What is required.
Among the lines below, copy each one in which "skin" appears.

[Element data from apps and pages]
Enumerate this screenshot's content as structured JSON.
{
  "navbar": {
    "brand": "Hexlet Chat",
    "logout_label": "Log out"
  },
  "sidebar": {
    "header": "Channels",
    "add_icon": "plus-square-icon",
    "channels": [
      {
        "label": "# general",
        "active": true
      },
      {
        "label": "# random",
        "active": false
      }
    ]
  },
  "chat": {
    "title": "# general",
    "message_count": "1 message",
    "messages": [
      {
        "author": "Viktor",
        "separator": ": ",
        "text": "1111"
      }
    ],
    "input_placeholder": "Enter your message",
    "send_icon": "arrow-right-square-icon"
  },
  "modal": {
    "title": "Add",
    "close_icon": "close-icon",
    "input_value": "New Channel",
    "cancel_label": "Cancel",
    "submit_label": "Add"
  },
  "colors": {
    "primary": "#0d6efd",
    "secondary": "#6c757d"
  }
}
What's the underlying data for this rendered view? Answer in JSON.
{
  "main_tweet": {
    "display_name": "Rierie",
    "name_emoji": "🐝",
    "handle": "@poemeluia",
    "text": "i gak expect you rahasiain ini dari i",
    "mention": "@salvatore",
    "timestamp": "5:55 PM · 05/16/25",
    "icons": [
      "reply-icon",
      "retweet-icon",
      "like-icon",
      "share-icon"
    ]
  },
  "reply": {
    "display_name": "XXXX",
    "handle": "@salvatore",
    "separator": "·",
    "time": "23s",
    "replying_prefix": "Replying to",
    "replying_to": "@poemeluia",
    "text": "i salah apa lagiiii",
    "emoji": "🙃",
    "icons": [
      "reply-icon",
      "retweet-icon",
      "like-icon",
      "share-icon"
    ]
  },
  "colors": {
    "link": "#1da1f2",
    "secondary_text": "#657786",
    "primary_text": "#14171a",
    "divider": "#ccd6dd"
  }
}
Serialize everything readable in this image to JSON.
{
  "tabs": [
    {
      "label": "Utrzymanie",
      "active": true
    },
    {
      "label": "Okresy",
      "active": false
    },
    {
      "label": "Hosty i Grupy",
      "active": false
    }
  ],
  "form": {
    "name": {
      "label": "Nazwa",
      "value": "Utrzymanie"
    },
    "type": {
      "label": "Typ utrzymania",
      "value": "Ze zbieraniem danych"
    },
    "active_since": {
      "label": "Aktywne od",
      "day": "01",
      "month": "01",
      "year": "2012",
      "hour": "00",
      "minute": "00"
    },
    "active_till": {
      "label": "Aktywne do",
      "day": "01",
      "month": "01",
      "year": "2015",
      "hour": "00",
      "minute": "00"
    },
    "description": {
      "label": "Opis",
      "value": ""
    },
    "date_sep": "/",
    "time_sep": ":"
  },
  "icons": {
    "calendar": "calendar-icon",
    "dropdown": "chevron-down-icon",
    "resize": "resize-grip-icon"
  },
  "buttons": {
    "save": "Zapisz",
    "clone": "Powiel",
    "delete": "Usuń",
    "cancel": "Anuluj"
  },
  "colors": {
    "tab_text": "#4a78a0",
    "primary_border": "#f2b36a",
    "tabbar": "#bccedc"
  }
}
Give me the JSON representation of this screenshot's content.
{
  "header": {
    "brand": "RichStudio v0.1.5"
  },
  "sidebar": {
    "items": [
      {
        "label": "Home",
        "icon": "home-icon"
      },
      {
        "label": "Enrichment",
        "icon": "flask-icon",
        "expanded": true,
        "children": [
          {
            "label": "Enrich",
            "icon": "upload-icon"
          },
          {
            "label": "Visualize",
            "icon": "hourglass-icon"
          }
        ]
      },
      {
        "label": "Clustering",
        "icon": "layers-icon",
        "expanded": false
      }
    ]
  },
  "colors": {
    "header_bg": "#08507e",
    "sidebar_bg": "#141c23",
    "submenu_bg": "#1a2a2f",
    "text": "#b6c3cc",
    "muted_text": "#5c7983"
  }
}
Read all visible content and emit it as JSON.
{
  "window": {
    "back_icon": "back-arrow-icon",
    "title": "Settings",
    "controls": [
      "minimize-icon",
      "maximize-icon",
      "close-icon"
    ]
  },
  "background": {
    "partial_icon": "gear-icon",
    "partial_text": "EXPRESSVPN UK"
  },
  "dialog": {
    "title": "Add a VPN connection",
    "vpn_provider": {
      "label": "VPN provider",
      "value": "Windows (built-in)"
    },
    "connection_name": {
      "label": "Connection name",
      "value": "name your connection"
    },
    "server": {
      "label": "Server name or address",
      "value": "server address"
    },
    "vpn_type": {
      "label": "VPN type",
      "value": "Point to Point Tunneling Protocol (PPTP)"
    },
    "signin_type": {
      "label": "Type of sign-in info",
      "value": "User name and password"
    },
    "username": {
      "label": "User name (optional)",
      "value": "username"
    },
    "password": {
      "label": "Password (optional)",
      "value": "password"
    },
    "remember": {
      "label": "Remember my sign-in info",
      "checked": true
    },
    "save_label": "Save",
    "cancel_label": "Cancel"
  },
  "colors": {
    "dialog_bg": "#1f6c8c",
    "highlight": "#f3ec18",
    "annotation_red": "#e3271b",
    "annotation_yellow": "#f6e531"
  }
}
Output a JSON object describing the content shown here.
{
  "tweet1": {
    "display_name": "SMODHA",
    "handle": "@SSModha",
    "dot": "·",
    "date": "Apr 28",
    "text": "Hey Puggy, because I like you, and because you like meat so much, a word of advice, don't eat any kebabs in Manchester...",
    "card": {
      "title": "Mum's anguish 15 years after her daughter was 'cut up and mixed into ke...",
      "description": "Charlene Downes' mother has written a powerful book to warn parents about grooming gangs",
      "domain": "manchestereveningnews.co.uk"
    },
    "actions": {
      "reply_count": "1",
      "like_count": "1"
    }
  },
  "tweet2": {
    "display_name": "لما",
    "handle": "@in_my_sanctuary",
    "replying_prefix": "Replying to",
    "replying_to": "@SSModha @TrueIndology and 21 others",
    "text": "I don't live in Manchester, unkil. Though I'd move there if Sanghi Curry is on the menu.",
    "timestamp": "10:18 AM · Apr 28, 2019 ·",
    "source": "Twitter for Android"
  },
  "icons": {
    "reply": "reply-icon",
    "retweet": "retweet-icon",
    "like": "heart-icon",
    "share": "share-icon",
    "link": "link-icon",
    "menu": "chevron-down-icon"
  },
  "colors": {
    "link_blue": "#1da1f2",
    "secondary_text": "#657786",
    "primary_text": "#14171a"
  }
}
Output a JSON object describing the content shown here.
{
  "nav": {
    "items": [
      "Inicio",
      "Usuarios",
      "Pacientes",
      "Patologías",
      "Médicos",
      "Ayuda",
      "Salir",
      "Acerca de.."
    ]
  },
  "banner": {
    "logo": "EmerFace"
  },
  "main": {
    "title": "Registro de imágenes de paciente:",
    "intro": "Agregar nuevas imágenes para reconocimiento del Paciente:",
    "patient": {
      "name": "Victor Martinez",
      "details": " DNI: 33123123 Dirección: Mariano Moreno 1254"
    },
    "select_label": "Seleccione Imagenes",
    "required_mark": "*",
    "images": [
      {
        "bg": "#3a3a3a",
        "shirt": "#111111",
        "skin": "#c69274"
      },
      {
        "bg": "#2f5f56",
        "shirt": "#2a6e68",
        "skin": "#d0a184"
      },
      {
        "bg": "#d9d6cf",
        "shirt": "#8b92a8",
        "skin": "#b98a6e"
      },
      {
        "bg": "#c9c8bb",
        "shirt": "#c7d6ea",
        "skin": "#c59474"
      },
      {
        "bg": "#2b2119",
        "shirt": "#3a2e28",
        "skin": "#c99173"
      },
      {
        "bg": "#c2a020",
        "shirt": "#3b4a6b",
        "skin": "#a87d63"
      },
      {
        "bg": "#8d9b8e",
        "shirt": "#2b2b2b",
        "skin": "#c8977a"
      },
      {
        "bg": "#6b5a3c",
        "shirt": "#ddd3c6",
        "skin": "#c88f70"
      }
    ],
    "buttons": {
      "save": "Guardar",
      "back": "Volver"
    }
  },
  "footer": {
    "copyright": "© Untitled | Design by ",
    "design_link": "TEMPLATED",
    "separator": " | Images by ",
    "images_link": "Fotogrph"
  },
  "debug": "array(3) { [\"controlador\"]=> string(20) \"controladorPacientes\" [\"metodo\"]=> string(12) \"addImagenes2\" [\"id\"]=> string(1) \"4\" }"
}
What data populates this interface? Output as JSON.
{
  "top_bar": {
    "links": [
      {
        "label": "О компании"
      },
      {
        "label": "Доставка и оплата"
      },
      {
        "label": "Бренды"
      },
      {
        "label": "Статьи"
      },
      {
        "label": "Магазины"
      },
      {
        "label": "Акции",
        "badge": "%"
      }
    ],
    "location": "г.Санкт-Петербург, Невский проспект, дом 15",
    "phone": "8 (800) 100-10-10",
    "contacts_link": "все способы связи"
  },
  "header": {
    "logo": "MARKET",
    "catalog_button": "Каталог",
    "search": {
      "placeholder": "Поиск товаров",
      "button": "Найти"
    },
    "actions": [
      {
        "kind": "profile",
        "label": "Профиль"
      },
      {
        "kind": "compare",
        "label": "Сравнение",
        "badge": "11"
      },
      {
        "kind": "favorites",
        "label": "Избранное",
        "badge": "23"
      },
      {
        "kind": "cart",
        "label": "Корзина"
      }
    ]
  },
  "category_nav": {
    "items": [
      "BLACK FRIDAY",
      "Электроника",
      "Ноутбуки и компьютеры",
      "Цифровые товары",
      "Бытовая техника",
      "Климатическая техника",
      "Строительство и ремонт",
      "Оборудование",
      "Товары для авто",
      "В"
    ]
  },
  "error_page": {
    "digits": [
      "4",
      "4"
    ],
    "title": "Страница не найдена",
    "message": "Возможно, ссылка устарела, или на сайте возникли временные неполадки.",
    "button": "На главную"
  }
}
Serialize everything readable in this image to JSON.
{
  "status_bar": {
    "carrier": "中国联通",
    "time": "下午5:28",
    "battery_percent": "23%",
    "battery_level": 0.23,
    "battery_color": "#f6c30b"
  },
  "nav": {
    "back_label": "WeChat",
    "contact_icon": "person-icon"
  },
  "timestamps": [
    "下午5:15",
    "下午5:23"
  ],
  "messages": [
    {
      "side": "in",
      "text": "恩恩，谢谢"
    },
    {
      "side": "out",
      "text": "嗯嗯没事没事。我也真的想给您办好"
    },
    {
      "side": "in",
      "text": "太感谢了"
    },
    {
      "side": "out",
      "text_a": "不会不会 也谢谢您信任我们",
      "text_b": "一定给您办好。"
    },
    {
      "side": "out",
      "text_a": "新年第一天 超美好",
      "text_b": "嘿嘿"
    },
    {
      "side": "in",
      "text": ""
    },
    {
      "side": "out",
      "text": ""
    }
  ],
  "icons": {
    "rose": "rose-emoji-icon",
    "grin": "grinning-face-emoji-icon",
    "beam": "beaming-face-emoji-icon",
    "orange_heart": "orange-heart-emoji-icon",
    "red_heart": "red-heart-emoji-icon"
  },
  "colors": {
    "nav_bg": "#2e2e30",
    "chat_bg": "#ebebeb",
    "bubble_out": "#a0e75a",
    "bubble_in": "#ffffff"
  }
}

Solution for this task.
        "skin": "#c69274"
        "skin": "#d0a184"
        "skin": "#b98a6e"
        "skin": "#c59474"
        "skin": "#c99173"
        "skin": "#a87d63"
        "skin": "#c8977a"
        "skin": "#c88f70"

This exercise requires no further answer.